“When a metal crystal forms, the atoms try to assemble themselves into a regular pattern. But sometimes there isn’t an atom available to fill in a space, and sometimes a growing layer is halted by other growing layers. There are many imperfections within each crystal, and these flaws produce weak points in the bonds between atoms. It is at these points, called slip planes, that layers of atoms are prone to move relative to adjacent layers if an outside force is applied. Adding other elements to a metal can counteract the effects of the imperfections and make the metal harder and stronger. Carbon, for example, is added to iron to make steel, and tin is added to copper to make bronze.”

Atoms can slip into a new position

metal atoms move PBS


metal atoms slip PBS

Metal atoms can bend

metal atoms bend PBS

Heat can loosen the fixed positions of metal atoms

metal atoms heated PBS


PBS NOVA: Building on Ground Zero – The Structure of Metals

PBS NOVA: Interactive Structure of Metals

PBS NOVA: Engineering Ground Zero

Learning Standards

Massachusetts Science and Technology/Engineering Curriculum Framework

High School Chemistry
HS-PS2-6. Communicate scientific and technical information about the molecular-level structures of polymers, ionic compounds, acids and bases, and metals to justify why these are useful in the functioning of designed materials.*
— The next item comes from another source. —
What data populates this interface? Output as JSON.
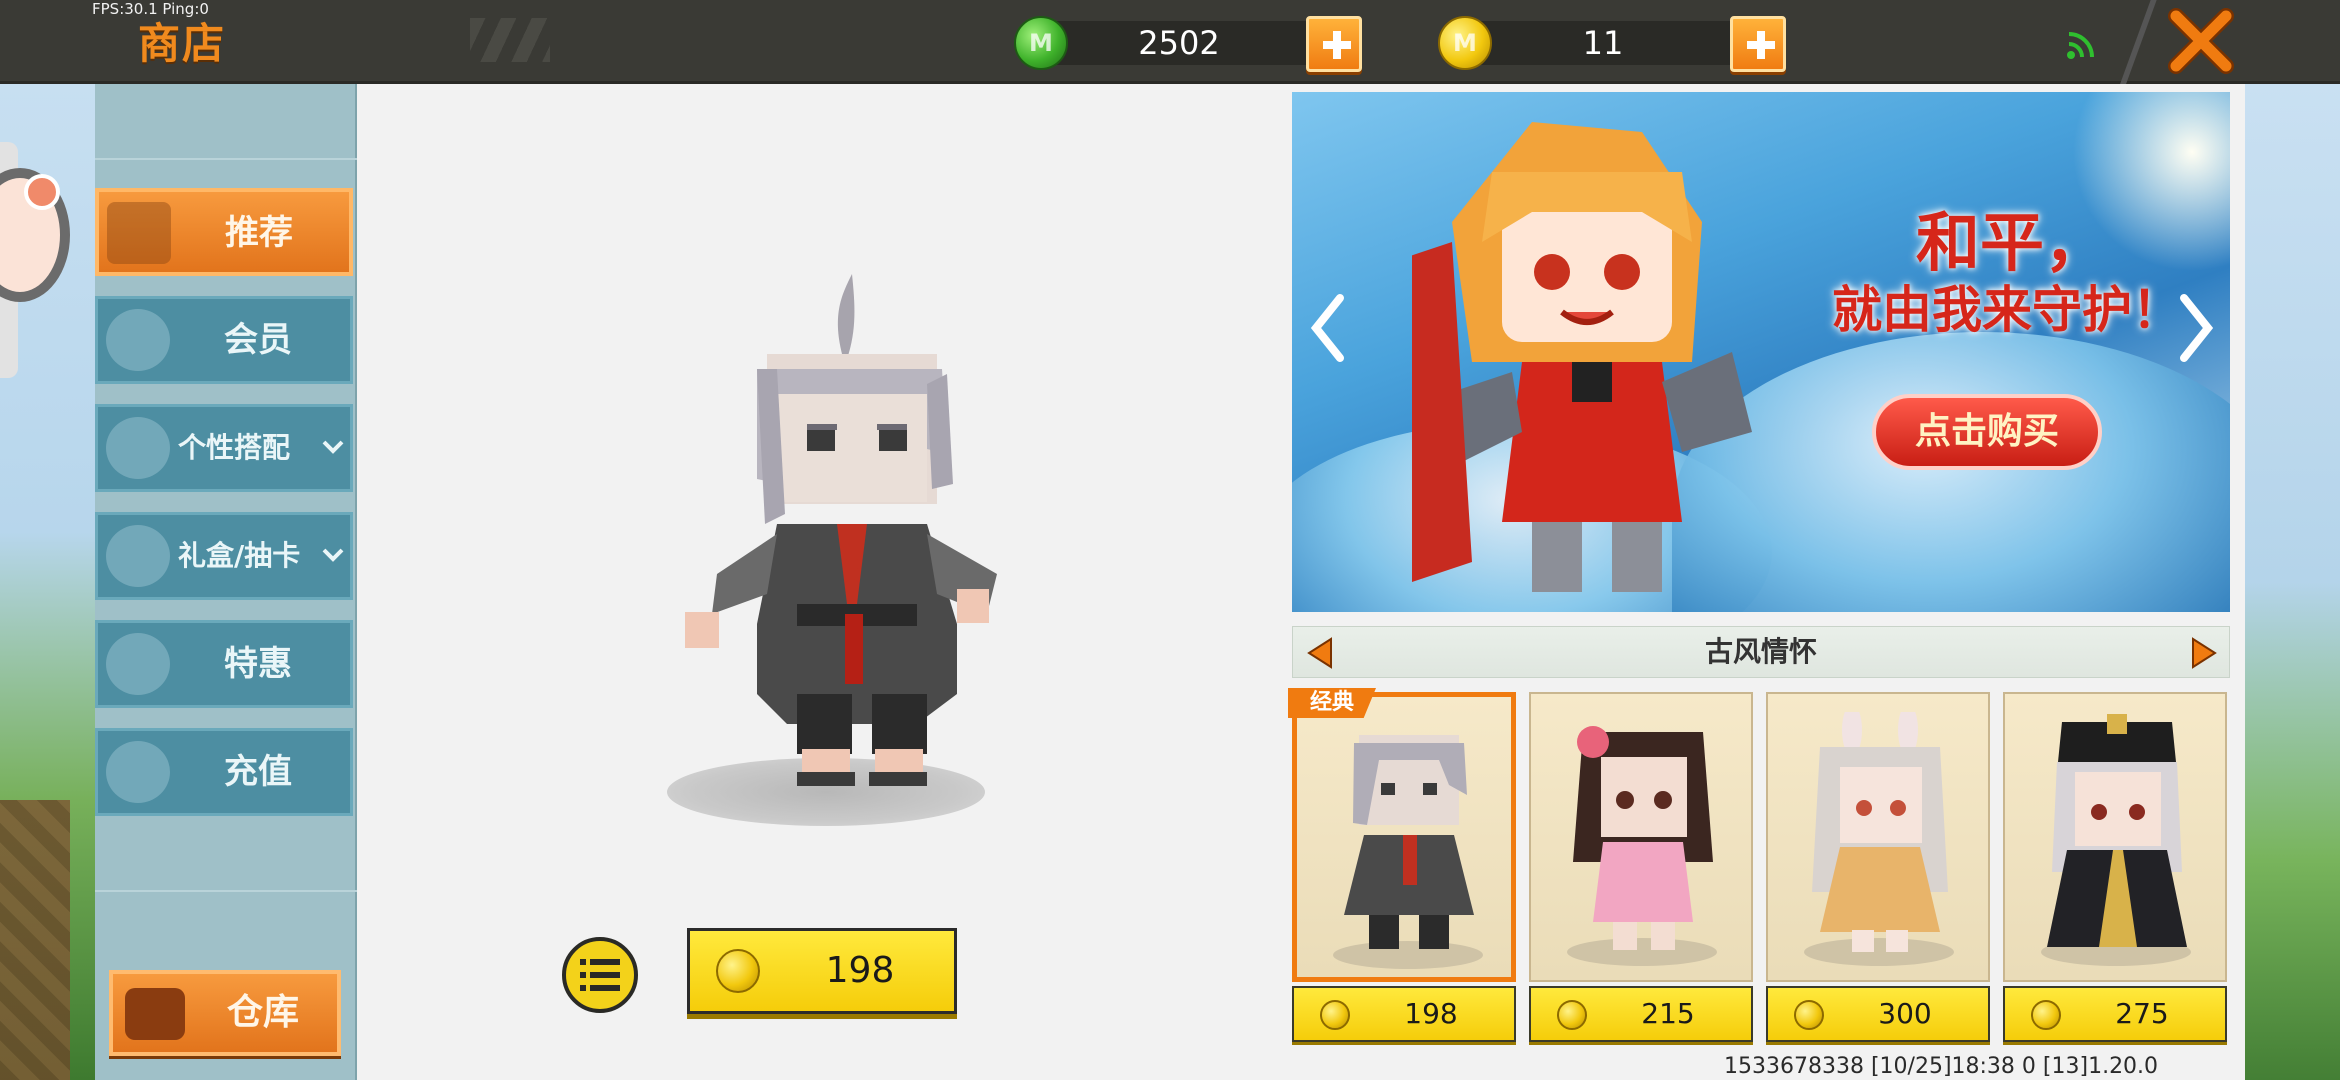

PS1.A Structure of matter. That matter is composed of atoms and molecules can be used to explain the properties of substances, diversity of materials, how mixtures will interact,
states of matter, phase changes, and conservation of matter. States of matter can be modeled in terms of spatial arrangement, movement, and strength of interactions between particles.

PS2.B Types of interactions.  Electrical forces between electrons and the nucleus of
atoms explain chemical patterns. Intermolecular forces determine atomic composition, molecular geometry and polarity, and, therefore, structure and properties of substances.